If scheduled TV goes away during my lifetime, I can see myself streaming PBS drama series on Sunday nights, one episode a week, replicating a tradition that has brought me much pleasure.

Advertisement:
Advertisement:

Welcome to ChicagoNow.

Meet
our bloggers,

post comments, or

pitch your blog idea.

Subscribe by Email

Completely spam free, opt out any time.

Meet The Blogger

Marianne Goss

A retired university publications editor and journalist, I live in the South Loop and volunteer as a Chicago Greeter. Getting the most out of retired life in the big city will be a recurrent theme of this blog, but I consider any topic fair game because the perspective will be that of a retiree.

Recent posts

Dramatic Sunday evenings with PBS »

Marianne Goss on Retired in Chicago
Posted today at 8:25 am

Chicago history in small doses »

Marianne Goss on Retired in Chicago
Posted Monday at 8:43 am

Caffeine and tea: it’s complicated »

Marianne Goss on Retired in Chicago
Posted April 11, 2022 at 8:42 am

Still riding the “L” »

Marianne Goss on Retired in Chicago
Posted April 4, 2022 at 9:04 am

Where is the line between frugal and cheap? »

Marianne Goss on Retired in Chicago
Posted March 28, 2022 at 7:33 am

Recent Comments

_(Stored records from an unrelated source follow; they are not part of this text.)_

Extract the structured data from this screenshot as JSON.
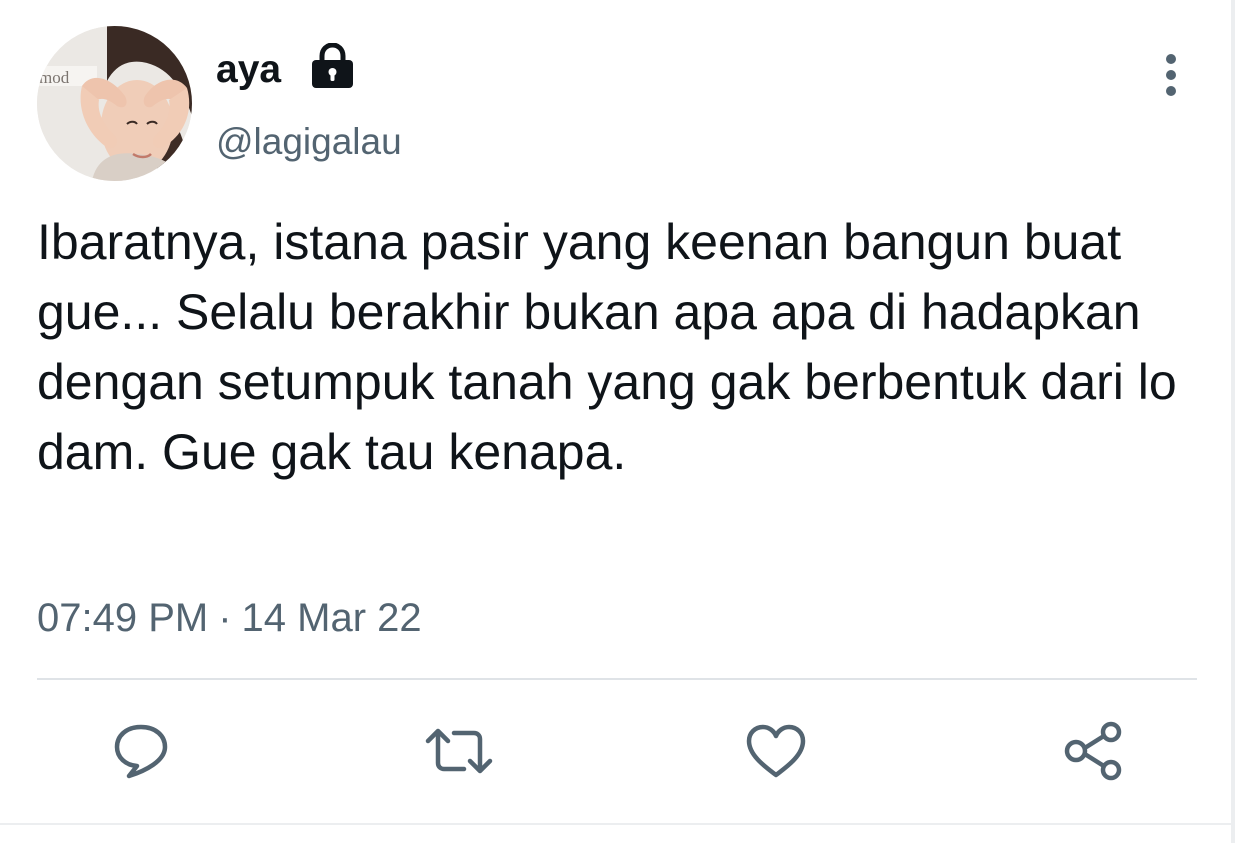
{
  "tweet": {
    "author": {
      "display_name": "aya",
      "handle": "@lagigalau",
      "protected_icon": "lock-icon",
      "avatar_caption": "mod"
    },
    "text": "Ibaratnya, istana pasir yang keenan bangun buat gue... Selalu berakhir bukan apa apa di hadapkan dengan setumpuk tanah yang gak berbentuk dari lo dam. Gue gak tau kenapa.",
    "time": "07:49 PM",
    "separator": "·",
    "date": "14 Mar 22"
  },
  "actions": [
    {
      "name": "reply",
      "icon": "speech-bubble-icon"
    },
    {
      "name": "retweet",
      "icon": "retweet-icon"
    },
    {
      "name": "like",
      "icon": "heart-icon"
    },
    {
      "name": "share",
      "icon": "share-icon"
    }
  ],
  "menu": {
    "icon": "more-vertical-icon"
  },
  "colors": {
    "primary_text": "#0f1419",
    "secondary_text": "#536471",
    "divider": "#dfe3e7"
  }
}
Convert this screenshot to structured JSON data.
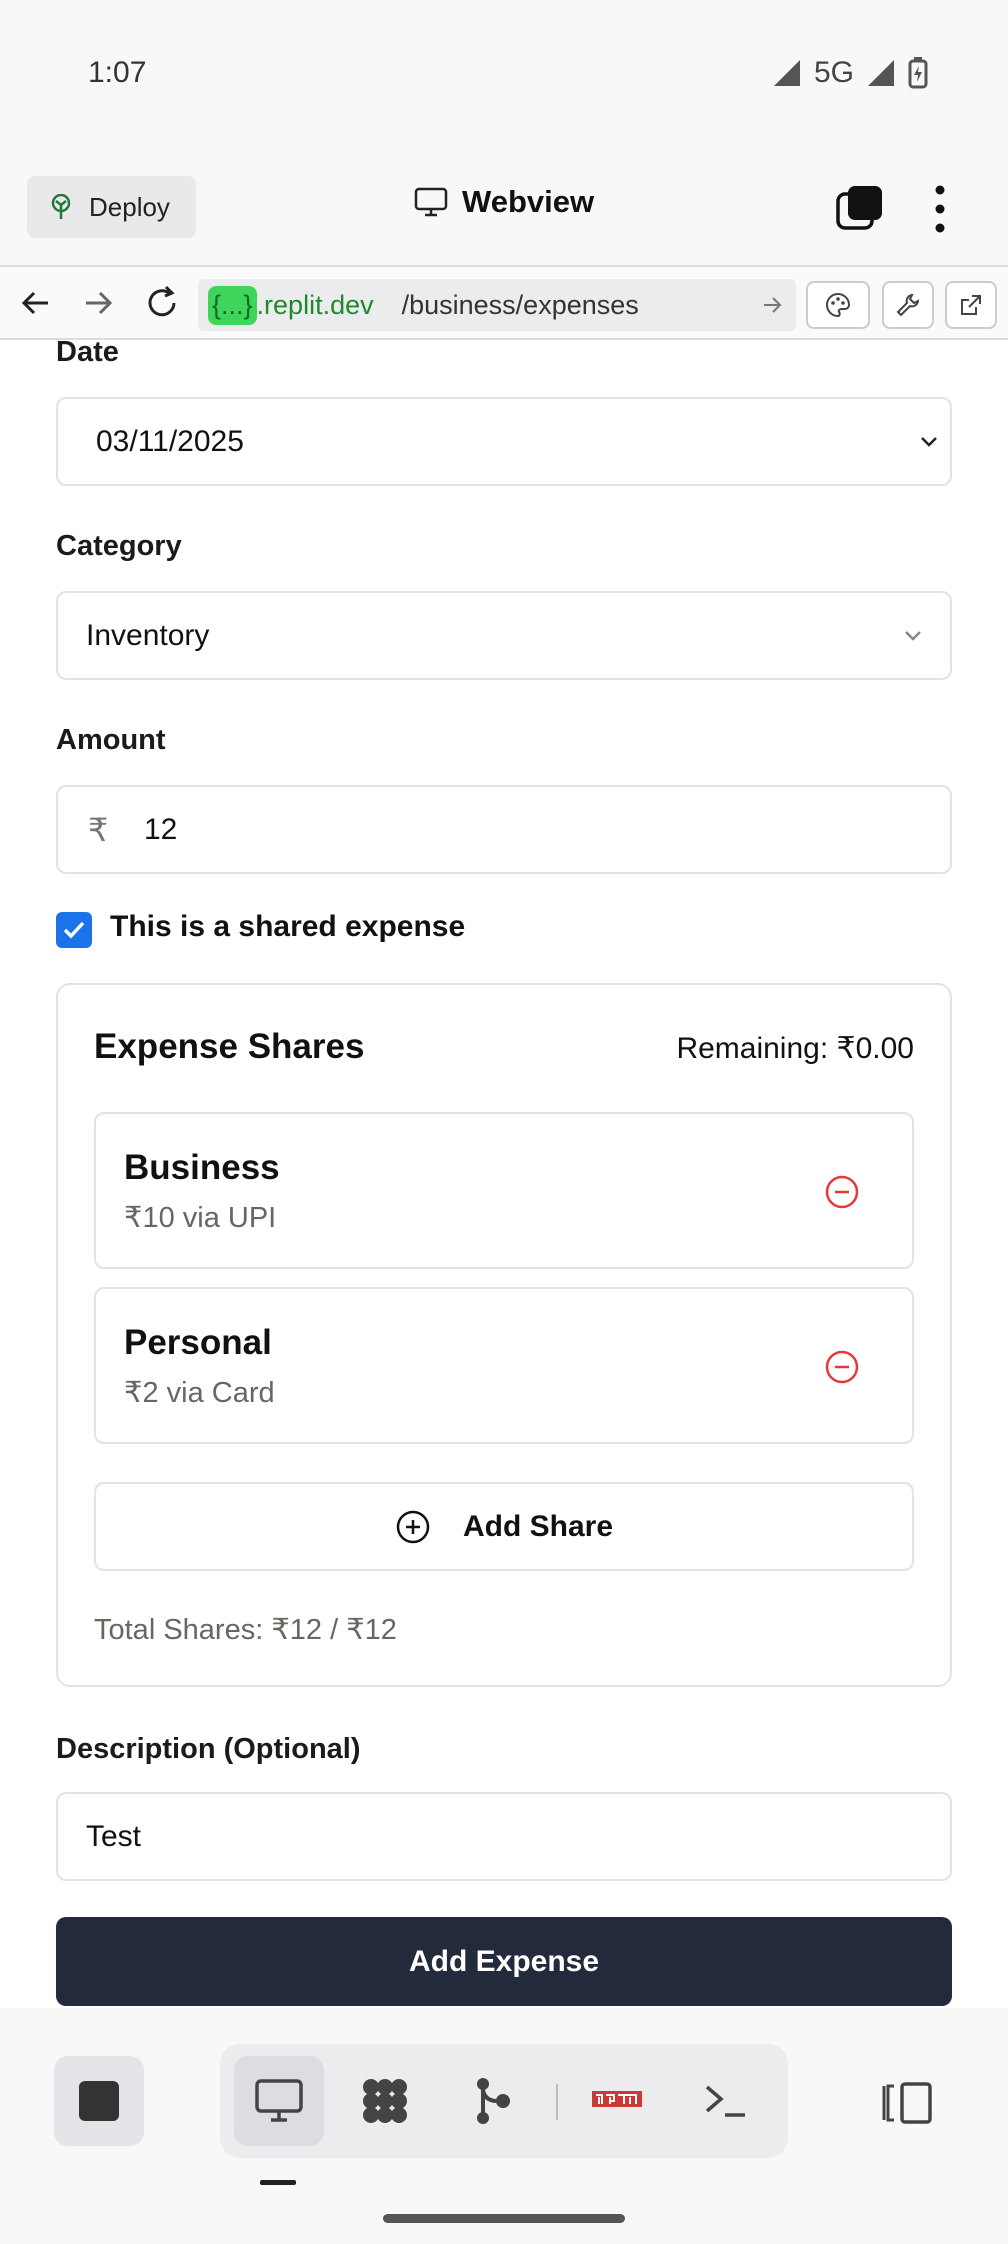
{
  "status_bar": {
    "time": "1:07",
    "network": "5G"
  },
  "header": {
    "deploy_label": "Deploy",
    "title": "Webview"
  },
  "url_bar": {
    "host_highlight": "{...}",
    "host_suffix": ".replit.dev",
    "path": "/business/expenses"
  },
  "form": {
    "date_label": "Date",
    "date_value": "03/11/2025",
    "category_label": "Category",
    "category_value": "Inventory",
    "amount_label": "Amount",
    "currency_symbol": "₹",
    "amount_value": "12",
    "shared_label": "This is a shared expense",
    "shared_checked": true,
    "shares": {
      "title": "Expense Shares",
      "remaining": "Remaining: ₹0.00",
      "items": [
        {
          "name": "Business",
          "detail": "₹10 via UPI"
        },
        {
          "name": "Personal",
          "detail": "₹2 via Card"
        }
      ],
      "add_label": "Add Share",
      "total": "Total Shares: ₹12 / ₹12"
    },
    "description_label": "Description (Optional)",
    "description_value": "Test",
    "submit_label": "Add Expense"
  },
  "colors": {
    "accent": "#1a73e8",
    "danger": "#e53935",
    "submit_bg": "#232a3b",
    "url_host": "#1f8a2d"
  },
  "bottom_toolbar": {
    "items": [
      "webview-icon",
      "workflows-icon",
      "git-icon",
      "npm-icon",
      "shell-icon"
    ]
  }
}
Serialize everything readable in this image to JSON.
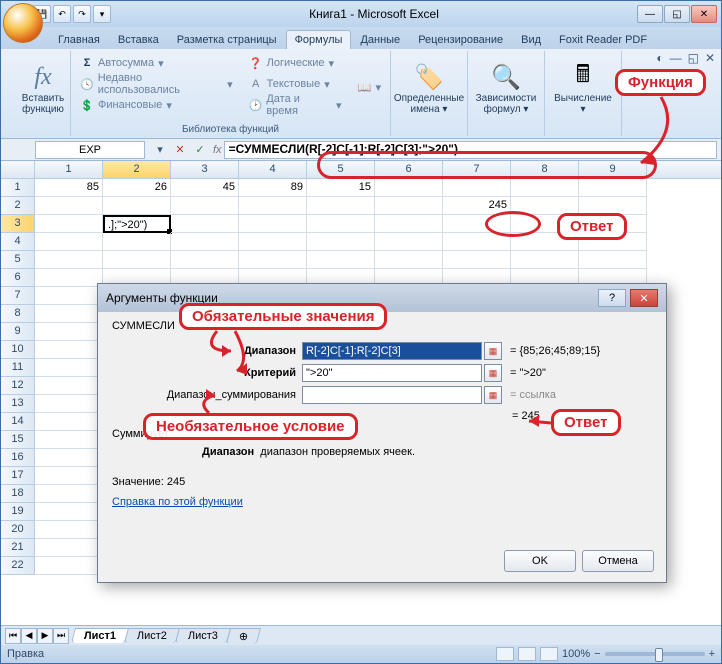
{
  "window": {
    "title": "Книга1 - Microsoft Excel"
  },
  "tabs": [
    "Главная",
    "Вставка",
    "Разметка страницы",
    "Формулы",
    "Данные",
    "Рецензирование",
    "Вид",
    "Foxit Reader PDF"
  ],
  "active_tab": "Формулы",
  "ribbon": {
    "insert_fn_top": "Вставить",
    "insert_fn_bottom": "функцию",
    "lib_label": "Библиотека функций",
    "autosum": "Автосумма",
    "recent": "Недавно использовались",
    "financial": "Финансовые",
    "logical": "Логические",
    "text": "Текстовые",
    "datetime": "Дата и время",
    "names_top": "Определенные",
    "names_bottom": "имена",
    "deps_top": "Зависимости",
    "deps_bottom": "формул",
    "calc": "Вычисление"
  },
  "namebox": "EXP",
  "formula": "=СУММЕСЛИ(R[-2]C[-1]:R[-2]C[3];\">20\")",
  "grid": {
    "cols": [
      "1",
      "2",
      "3",
      "4",
      "5",
      "6",
      "7",
      "8",
      "9"
    ],
    "row1": [
      "85",
      "26",
      "45",
      "89",
      "15",
      "",
      "",
      "",
      ""
    ],
    "row2": [
      "",
      "",
      "",
      "",
      "",
      "",
      "245",
      "",
      ""
    ],
    "row3_editing": ".];\">20\")"
  },
  "sheets": [
    "Лист1",
    "Лист2",
    "Лист3"
  ],
  "status": "Правка",
  "zoom": "100%",
  "dialog": {
    "title": "Аргументы функции",
    "fn": "СУММЕСЛИ",
    "arg1_label": "Диапазон",
    "arg1_value": "R[-2]C[-1]:R[-2]C[3]",
    "arg1_result": "= {85;26;45;89;15}",
    "arg2_label": "Критерий",
    "arg2_value": "\">20\"",
    "arg2_result": "= \">20\"",
    "arg3_label": "Диапазон_суммирования",
    "arg3_value": "",
    "arg3_result": "= ссылка",
    "result_eq": "= 245",
    "summarizes": "Суммирует",
    "desc_b": "Диапазон",
    "desc_rest": "диапазон проверяемых ячеек.",
    "value_label": "Значение:",
    "value": "245",
    "help": "Справка по этой функции",
    "ok": "OK",
    "cancel": "Отмена"
  },
  "callouts": {
    "function": "Функция",
    "answer": "Ответ",
    "required": "Обязательные значения",
    "optional": "Необязательное условие",
    "answer2": "Ответ"
  },
  "icons": {
    "sigma": "Σ",
    "fx": "fx"
  }
}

In reply to Marianne Goss:
Thank you for your confidence, but I’m a native suburbanite! I did grow up talking about Chicago as “the city”…
Read the story | Reply to this comment
Like you, native Chicagoans probably know more of these details than transplants like me, even though I’ve lived here almost…
Read the story | Reply to this comment
Thank you for introducing another good book. This does sound like a good handbook for “What do I say when…
Read the story | Reply to this comment
Yes, I agree the buses seem to be a little bit better. And don’t forget your masks.
Read the story | Reply to this comment
In reply to Margaret H. Laing:
I ride the buses, too, and agree that they are more pleasant. Depends on how quickly I want to get…
Read the story | Reply to this comment

Monthly Archives

April 2022
March 2022
February 2022
January 2022
December 2021
November 2021
October 2021
September 2021
August 2021
July 2021
June 2021
May 2021
April 2021
March 2021
February 2021
January 2021
December 2020
November 2020
October 2020
September 2020
August 2020
July 2020
June 2020
May 2020
April 2020
March 2020
February 2020
January 2020
December 2019
November 2019
October 2019
September 2019
August 2019
July 2019
June 2019
May 2019
April 2019
March 2019
February 2019
January 2019
December 2018
November 2018
October 2018
September 2018
August 2018
July 2018
June 2018
May 2018
April 2018
March 2018
February 2018
January 2018
December 2017
November 2017
October 2017
September 2017
August 2017
July 2017
June 2017
May 2017
April 2017
March 2017
February 2017
January 2017
December 2016
November 2016
October 2016
September 2016
August 2016
July 2016
June 2016
May 2016
April 2016
March 2016
February 2016

Categories

Uncategorized (256)
Current events and social commentary (118)
Life lessons (77)
Chicago (51)
Retirement (49)
Health and fitness (48)
Reading (38)
Entertainment (36)
Consumer matters (36)
Consumer and money matters (35)

Tags

Latest on ChicagoNow

Dramatic Sunday evenings with PBS

from Retired in Chicago by Marianne Goss
posted today at 8:25 am

Chicago Foreclosure Activity Returning To Pre-Pandemic Levels

from Getting Real by Gary Lucido
posted today at 7:30 am

Eastern Illinois offense in a hurry to put 2021 season behind

from Prairie State Pigskin by Barry Bottino
posted today at 6:17 am

With record-setting players gone, new Western Illinois staff focuses on rebuilding its offense

from Prairie State Pigskin by Dan Verdun
posted today at 6:00 am

How Does COVID Affect Mental Health?

from All is Well by twin
posted Sunday at 9:10 pm

Read these ChicagoNow blogs

Cubs Den

Chicago Cubs news and comprehensive blog, featuring old school baseball writing combined with the latest statistical trends

Pets in need of homes

Pets available for adoption in the Chicago area

Hammervision

It’s like the couch potato version of Mr. and Mrs. Smith.
Advertisement:

About ChicagoNow

FAQs

Advertise

Recent posts RSS

Privacy policy (Updated)

Comment policy

Terms of service

Chicago Tribune Archives

Do not sell my personal info

©2022 CTMG – A Chicago Tribune website –
Crafted by the News Apps team

Read More

Leave a Comment

Your email address will not be published.